Opposition party members Huynh Nguyen Dao, Le Nguyen Sang and Nguyen Bac Truyen have been sentenced to jail terms of three, four and two years respectively on charges of “propaganda hostile to the government” in what they posted online.
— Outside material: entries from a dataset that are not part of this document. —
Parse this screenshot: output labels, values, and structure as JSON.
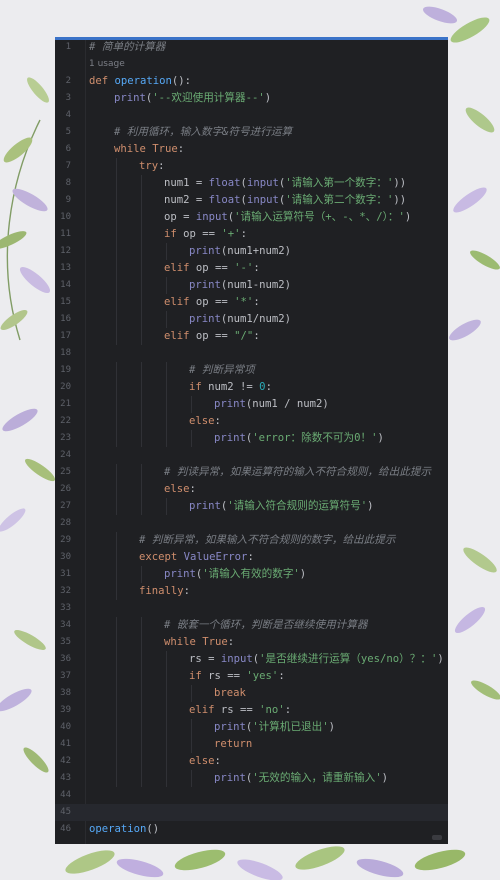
{
  "colors": {
    "editor_bg": "#1f2023",
    "keyword": "#cf8e6d",
    "function": "#56a8f5",
    "builtin": "#8888c6",
    "string": "#6aab73",
    "number": "#2aacb8",
    "comment": "#7a7e85"
  },
  "usage_hint": "1 usage",
  "current_line": 45,
  "lines": [
    {
      "n": "1",
      "i": 0,
      "t": [
        [
          "cm",
          "# 简单的计算器"
        ]
      ]
    },
    {
      "n": "2",
      "i": 0,
      "t": [
        [
          "kw",
          "def "
        ],
        [
          "fn",
          "operation"
        ],
        [
          "op",
          "():"
        ]
      ]
    },
    {
      "n": "3",
      "i": 1,
      "t": [
        [
          "bi",
          "print"
        ],
        [
          "op",
          "("
        ],
        [
          "str",
          "'--欢迎使用计算器--'"
        ],
        [
          "op",
          ")"
        ]
      ]
    },
    {
      "n": "4",
      "i": 0,
      "t": []
    },
    {
      "n": "5",
      "i": 1,
      "t": [
        [
          "cm",
          "# 利用循环，输入数字&符号进行运算"
        ]
      ]
    },
    {
      "n": "6",
      "i": 1,
      "t": [
        [
          "kw",
          "while "
        ],
        [
          "kw",
          "True"
        ],
        [
          "op",
          ":"
        ]
      ]
    },
    {
      "n": "7",
      "i": 2,
      "t": [
        [
          "kw",
          "try"
        ],
        [
          "op",
          ":"
        ]
      ]
    },
    {
      "n": "8",
      "i": 3,
      "t": [
        [
          "op",
          "num1 = "
        ],
        [
          "bi",
          "float"
        ],
        [
          "op",
          "("
        ],
        [
          "bi",
          "input"
        ],
        [
          "op",
          "("
        ],
        [
          "str",
          "'请输入第一个数字：'"
        ],
        [
          "op",
          "))"
        ]
      ]
    },
    {
      "n": "9",
      "i": 3,
      "t": [
        [
          "op",
          "num2 = "
        ],
        [
          "bi",
          "float"
        ],
        [
          "op",
          "("
        ],
        [
          "bi",
          "input"
        ],
        [
          "op",
          "("
        ],
        [
          "str",
          "'请输入第二个数字：'"
        ],
        [
          "op",
          "))"
        ]
      ]
    },
    {
      "n": "10",
      "i": 3,
      "t": [
        [
          "op",
          "op = "
        ],
        [
          "bi",
          "input"
        ],
        [
          "op",
          "("
        ],
        [
          "str",
          "'请输入运算符号（+、-、*、/）：'"
        ],
        [
          "op",
          ")"
        ]
      ]
    },
    {
      "n": "11",
      "i": 3,
      "t": [
        [
          "kw",
          "if "
        ],
        [
          "op",
          "op == "
        ],
        [
          "str",
          "'+'"
        ],
        [
          "op",
          ":"
        ]
      ]
    },
    {
      "n": "12",
      "i": 4,
      "t": [
        [
          "bi",
          "print"
        ],
        [
          "op",
          "(num1+num2)"
        ]
      ]
    },
    {
      "n": "13",
      "i": 3,
      "t": [
        [
          "kw",
          "elif "
        ],
        [
          "op",
          "op == "
        ],
        [
          "str",
          "'-'"
        ],
        [
          "op",
          ":"
        ]
      ]
    },
    {
      "n": "14",
      "i": 4,
      "t": [
        [
          "bi",
          "print"
        ],
        [
          "op",
          "(num1-num2)"
        ]
      ]
    },
    {
      "n": "15",
      "i": 3,
      "t": [
        [
          "kw",
          "elif "
        ],
        [
          "op",
          "op == "
        ],
        [
          "str",
          "'*'"
        ],
        [
          "op",
          ":"
        ]
      ]
    },
    {
      "n": "16",
      "i": 4,
      "t": [
        [
          "bi",
          "print"
        ],
        [
          "op",
          "(num1/num2)"
        ]
      ]
    },
    {
      "n": "17",
      "i": 3,
      "t": [
        [
          "kw",
          "elif "
        ],
        [
          "op",
          "op == "
        ],
        [
          "str",
          "\"/\""
        ],
        [
          "op",
          ":"
        ]
      ]
    },
    {
      "n": "18",
      "i": 0,
      "t": []
    },
    {
      "n": "19",
      "i": 4,
      "t": [
        [
          "cm",
          "# 判断异常项"
        ]
      ]
    },
    {
      "n": "20",
      "i": 4,
      "t": [
        [
          "kw",
          "if "
        ],
        [
          "op",
          "num2 != "
        ],
        [
          "num",
          "0"
        ],
        [
          "op",
          ":"
        ]
      ]
    },
    {
      "n": "21",
      "i": 5,
      "t": [
        [
          "bi",
          "print"
        ],
        [
          "op",
          "(num1 / num2)"
        ]
      ]
    },
    {
      "n": "22",
      "i": 4,
      "t": [
        [
          "kw",
          "else"
        ],
        [
          "op",
          ":"
        ]
      ]
    },
    {
      "n": "23",
      "i": 5,
      "t": [
        [
          "bi",
          "print"
        ],
        [
          "op",
          "("
        ],
        [
          "str",
          "'error：除数不可为0！'"
        ],
        [
          "op",
          ")"
        ]
      ]
    },
    {
      "n": "24",
      "i": 0,
      "t": []
    },
    {
      "n": "25",
      "i": 3,
      "t": [
        [
          "cm",
          "# 判读异常，如果运算符的输入不符合规则，给出此提示"
        ]
      ]
    },
    {
      "n": "26",
      "i": 3,
      "t": [
        [
          "kw",
          "else"
        ],
        [
          "op",
          ":"
        ]
      ]
    },
    {
      "n": "27",
      "i": 4,
      "t": [
        [
          "bi",
          "print"
        ],
        [
          "op",
          "("
        ],
        [
          "str",
          "'请输入符合规则的运算符号'"
        ],
        [
          "op",
          ")"
        ]
      ]
    },
    {
      "n": "28",
      "i": 0,
      "t": []
    },
    {
      "n": "29",
      "i": 2,
      "t": [
        [
          "cm",
          "# 判断异常，如果输入不符合规则的数字，给出此提示"
        ]
      ]
    },
    {
      "n": "30",
      "i": 2,
      "t": [
        [
          "kw",
          "except "
        ],
        [
          "bi",
          "ValueError"
        ],
        [
          "op",
          ":"
        ]
      ]
    },
    {
      "n": "31",
      "i": 3,
      "t": [
        [
          "bi",
          "print"
        ],
        [
          "op",
          "("
        ],
        [
          "str",
          "'请输入有效的数字'"
        ],
        [
          "op",
          ")"
        ]
      ]
    },
    {
      "n": "32",
      "i": 2,
      "t": [
        [
          "kw",
          "finally"
        ],
        [
          "op",
          ":"
        ]
      ]
    },
    {
      "n": "33",
      "i": 0,
      "t": []
    },
    {
      "n": "34",
      "i": 3,
      "t": [
        [
          "cm",
          "# 嵌套一个循环，判断是否继续使用计算器"
        ]
      ]
    },
    {
      "n": "35",
      "i": 3,
      "t": [
        [
          "kw",
          "while "
        ],
        [
          "kw",
          "True"
        ],
        [
          "op",
          ":"
        ]
      ]
    },
    {
      "n": "36",
      "i": 4,
      "t": [
        [
          "op",
          "rs = "
        ],
        [
          "bi",
          "input"
        ],
        [
          "op",
          "("
        ],
        [
          "str",
          "'是否继续进行运算（yes/no）？：'"
        ],
        [
          "op",
          ")"
        ]
      ]
    },
    {
      "n": "37",
      "i": 4,
      "t": [
        [
          "kw",
          "if "
        ],
        [
          "op",
          "rs == "
        ],
        [
          "str",
          "'yes'"
        ],
        [
          "op",
          ":"
        ]
      ]
    },
    {
      "n": "38",
      "i": 5,
      "t": [
        [
          "kw",
          "break"
        ]
      ]
    },
    {
      "n": "39",
      "i": 4,
      "t": [
        [
          "kw",
          "elif "
        ],
        [
          "op",
          "rs == "
        ],
        [
          "str",
          "'no'"
        ],
        [
          "op",
          ":"
        ]
      ]
    },
    {
      "n": "40",
      "i": 5,
      "t": [
        [
          "bi",
          "print"
        ],
        [
          "op",
          "("
        ],
        [
          "str",
          "'计算机已退出'"
        ],
        [
          "op",
          ")"
        ]
      ]
    },
    {
      "n": "41",
      "i": 5,
      "t": [
        [
          "kw",
          "return"
        ]
      ]
    },
    {
      "n": "42",
      "i": 4,
      "t": [
        [
          "kw",
          "else"
        ],
        [
          "op",
          ":"
        ]
      ]
    },
    {
      "n": "43",
      "i": 5,
      "t": [
        [
          "bi",
          "print"
        ],
        [
          "op",
          "("
        ],
        [
          "str",
          "'无效的输入，请重新输入'"
        ],
        [
          "op",
          ")"
        ]
      ]
    },
    {
      "n": "44",
      "i": 0,
      "t": []
    },
    {
      "n": "45",
      "i": 0,
      "t": []
    },
    {
      "n": "46",
      "i": 0,
      "t": [
        [
          "fn",
          "operation"
        ],
        [
          "op",
          "()"
        ]
      ]
    }
  ]
}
Lawyers Nguyen Van Dai and Le Thi Cong Nhan have been sentenced to four and three years in prison respectively.

Catholic priest Nguyen Van Ly, one of the chief editors of the Hue-based underground magazine Tu do Ngôn luan (Free Expression), was arrested in February 2007 and, after a summary trial, was given a long jail sentence for “propaganda against the Socialist Republic of Vietnam.”

Less than a month ago, a court in Vinh Thuan (in the southern province of Kien Giang) sentenced independent journalist Truong Minh Duc to five years in prison under article 258 of the Vietnamese criminal code.

Biggest crackdown since 2002

Several Vietnamese have been arrested in the run-up to the torch relay for demonstrating against human rights violations in China and Chinese policy towards the South China sea, where China and Vietnam dispute the sovereignty of the Paracel Islands and Spratly Islands.

Overseas Vietnamese websites have reported that the official Chinese torch relay website shows these two archipelagos as being part of the People’s Republic of China.


Blogger Dieu Cay

The blogger arrested on 19 April in the southern city of Dalat was independent journalist Nguyen Hoang Hai, who is better known by his blogging pseudonym of Dieu Cay. He had participated in protests against Chinese policy in Ho Chi Minh City earlier this year and was being closely watched by police, who had threatened to let Chinese agents kill him.

According to a Vietnamese government website, Prime Minister Nguyen Tan Dung called on 20 April for “absolute security” during the Olympic torch relay in Ho Chi Minh City and warned against “hostile forces” that were always ready to disturb the peace.